Press release for the documentary:
"Dr. Albert Mohler, Seminary President has stated, "I cannot imagine any development in human history, after the Fall, that has had a greater impact on human beings than the pill."
View the full documentary "28 Days on the Pill" now by clicking: vimeo.com/12090300
A Christian worker, his family and a nurse friend investigate throughout North America to uncover the truth about the birth control pill. The debate has been raging for over a decade and yet many people don't know about it. How could this be? How does the pill really work? Can everyday oral contraceptives really cause abortions? Why are so many people uninformed?
Discover how this could be a deadly silence. Find out what has shocked doctors and nurses.
Whether Christian or not, women across the board do not have a real understanding of how the pill actually works. Does it only prevent ovulation? What do the inserts and pharmaceutical guides really say? How is it that women consume something when they know very little about how it actually works? Do women and men really care?
The producers believe they should be given the opportunity to make an informed choice. No matter what one's conclusions are, they believe everyone has a right to full information and informed consent. Whether on the left or the right, we should all agree, informed consent in the medical community is paramount.
This is a good start to the investigative work of how informed we really are, what we take for granted, who might know and may not want to tell.
The question is why? Why the silence? The topic that for many has been too hot to handle.
The documentary features: Dr. Albert Mohler (quoted in Time Magazine's recent article on The Pill), The Duggars (19 children and counting), Christian author Randy Alcorn (i.e. Heaven, Does the Birth Control Pill Cause Abortions?) and Dr. Walt Larimore (formerly with Focus on the Family)."
Another excellent article by Jenifer Fulwiler on how abortion is the result of the contraceptive mentality, or the dissociation of sex and children. Once those two get dissociated, we see people having sex at times in their lives when they cannot care for children. The result is they invariably get pregnant and feel they have to abort.

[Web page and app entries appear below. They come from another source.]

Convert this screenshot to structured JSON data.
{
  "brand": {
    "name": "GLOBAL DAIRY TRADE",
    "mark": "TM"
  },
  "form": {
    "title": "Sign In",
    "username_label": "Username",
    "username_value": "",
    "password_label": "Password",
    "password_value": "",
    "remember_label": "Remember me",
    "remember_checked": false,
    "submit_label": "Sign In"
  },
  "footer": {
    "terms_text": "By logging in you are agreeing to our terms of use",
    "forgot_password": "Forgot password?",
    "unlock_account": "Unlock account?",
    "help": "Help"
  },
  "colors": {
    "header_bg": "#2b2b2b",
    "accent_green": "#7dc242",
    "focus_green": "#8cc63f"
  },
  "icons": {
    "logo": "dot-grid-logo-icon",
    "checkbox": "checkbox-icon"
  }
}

Some say that in the days when children followed sex like day followed night, women were slaves to their biology, and that since today that link is severed, women are emancipated. However, the so-called "emancipation" is false: women (and men) are still slaves to their biology in the sense that they cannot put off sex until such a time as they are ready to accept children in their lives.
When women and men will be able to put off sexual relations until they are able to rear children, we will have attained real sexual emancipation.
(Here's another classic from Jenifer Fulwiler: Eight responses to the pro-choice mindset.)
Like the right to abortion in Canadian law, the right to consequence-free sex is imaginary. Unlike abortion, however, consequence-free sex on-demand does not exist in the first place.
...Access to reproductive health information and services builds a foundation for healthier families and communities ... It allows women to continue their education, thereby improving their economic status and the well-being of their families. Additionally, it is critical in preventing unintended pregnancies and ensuring the blessing that every child is a wanted child [emphasis mine].
Two things pop out at me. The first is a discouraging lack of openness to and support of new life no matter the circumstances. But an even more apparent omission is any recognition that having sex is a choice -- a controllable variable that never has entirely controllable consequences.
I understand the logic of preventing unwanted pregnancies to prevent abortions. But despite the sincere and admirable intent, the myth of consequence-free sex underlying this strategy is untenable and only contributes to the belief that unintended pregnancies are merely mistakes for which no one is responsible, and which must be "taken care of" through access to abortion.
Promoting the idea that everyone is entitled to sex minus any responsibility for its foreseeable consequences is dishonest and counter-productive in building a culture of life.